Dabs are highly concentrated doses of cannabis, and they’re often made at home by by placing marijuana trimmings into a glass or metal pipe and blasting them with butane to extract THC from the plant. The result is a thick, sticky substance that resembles hardened candle wax. This substance, also called butane hash oil (BHO), is then smoked using a bong or pipe, giving an extremely potent high. Because of this high and the possible danger of extracting it, experts urge caution when creating and using dabs.
Dr. Sulak actually thinks that the potency of dabs is more of a concern than potentially blowing up your house during the extraction process. Dabs have such a strong dose of THC, administered so suddenly, that your body becomes accustomed to high levels of THC and your tolerance increases rapidly.
Basically, dabbing carries a lot of health risks that potential users should know about before considering it.
This post was originally published on August 3, 2016. It was updated on June 11, 2019.
To give you a sense of how strong dabs are, two nicknames for dabs are “shatter” and “pot on steroids.” Dr. Dustin Sulak, a licensed osteopathic physician in Maine who legally dispenses marijuana, told Healthline, “A single inhalation of concentrate delivers the THC and other cannabinoids equivalent to three to 10 inhalations of herbal cannabis, depending on the potency.” The danger lies in the fact that doing dabs slams your system with this concentrated high in one fell swoop.
Readers should note that the regulations and data surrounding marijuana, CBD, and other related products are still developing. As such, the information contained in this post should not be construed as medical or legal advice. Always consult with your doctor before trying any substance or supplement.
At the end of the day, dabbing can be risky. “The only true way to mitigate these effects is the avoidance of dabs,” Dr. Sonpal says, adding that more research needs to be done to full understand the effects of THC and other cannabinoids on the body. “When it comes to dabs, it is just simply too hard to moderate as the concentrations are very very high.” Moderation and safety is key, Dr. Sonpal says, which is sound advice no matter the activity.
“This can lead to other concerns besides the increased THC exposure, namely intense burns and even fires,” Dr. Sonpal says.
You might also experience more of the potential side effects that come with THC and frequently getting high.

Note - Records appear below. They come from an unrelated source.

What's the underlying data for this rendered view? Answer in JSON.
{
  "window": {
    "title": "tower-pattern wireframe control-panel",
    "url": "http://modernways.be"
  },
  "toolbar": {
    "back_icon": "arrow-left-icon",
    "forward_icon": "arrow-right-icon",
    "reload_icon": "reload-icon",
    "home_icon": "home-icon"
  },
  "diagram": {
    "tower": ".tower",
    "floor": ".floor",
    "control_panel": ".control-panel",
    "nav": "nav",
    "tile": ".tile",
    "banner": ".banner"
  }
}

Other than the traditional act of smoking marijuana, these days, users can vape, bake edibles, and use topicals or tonics to get high in states where THC consumption is legal. Body lotion and chapstick with cannabidiol (CBD) exist, too, to deliverвЂ¦
John C. Umhau, MD, MPH, CPE is board-certified in addiction medicine and preventative medicine. He is the medical director at Alcohol Recovery Medicine.
Although the process of dabbing is not new, it is growing in popularity in the United States. Scientists attribute this growth to the commercial production of medical marijuana and the legalization of it in numerous states. Both of these factors have led to an increase in instructional videos online as well as a greater social media presence. Consequently, it is becoming more and more popular.
The dab is placed on an attached “nail” and a blow torch is used to heat the wax, which produces a vapor that can be inhaled. This type of ingestion means the effects of dabbing are felt immediately.
Research suggests that dabs or BHO can have a THC concentration of 80% in comparison to traditional cannabis, which has a concentration of about 10-15% THC. In fact, at a minimum dabs are as much as four times as strong as a joint. Plus, people who dab experience an intense high all at once rather than it gradually building over time.
Meanwhile, a study conducted by researchers at Portland State University, found that dabbing also may expose users to elevated levels of toxins including carcinogenic compounds. What the scientists found is that the higher the temperature the substance is exposed to, the more carcinogens, toxins, and potential irritants that are produced.
Dabs—also referred to as wax, shatter, amber, honeycomb, or budder—are concentrated versions of butane hash oil (BHO) which contains highly-concentrated levels of THC. This concentrated substance is produced through a chemical process using butane oil to extract the oils from the cannabis.
What’s more, after the process has been completed, any remaining butane is now in the form of gas in the room. As a result, the smallest spark—even one produced by static electricity—can cause an explosion. The risks are similar to that of a meth lab.
In marijuana culture, dabbing refers to the dangerous process of consuming high concentrations of tetrahydrocannabinol (THC), the psychoactive chemical found in marijuana. And yet despite the dangers associated with the practice, it is growing in popularity, especially among teens.
Dabs are made by pouring butane over marijuana. This process allows the THC to leave the marijuana plant and dissolve into the butane leaving a gummy, somewhat solid product that contains high amounts of THC.
Dabbing releases dangerous levels of THC into the body producing an extreme high, but the process is very dangerous. Find out why.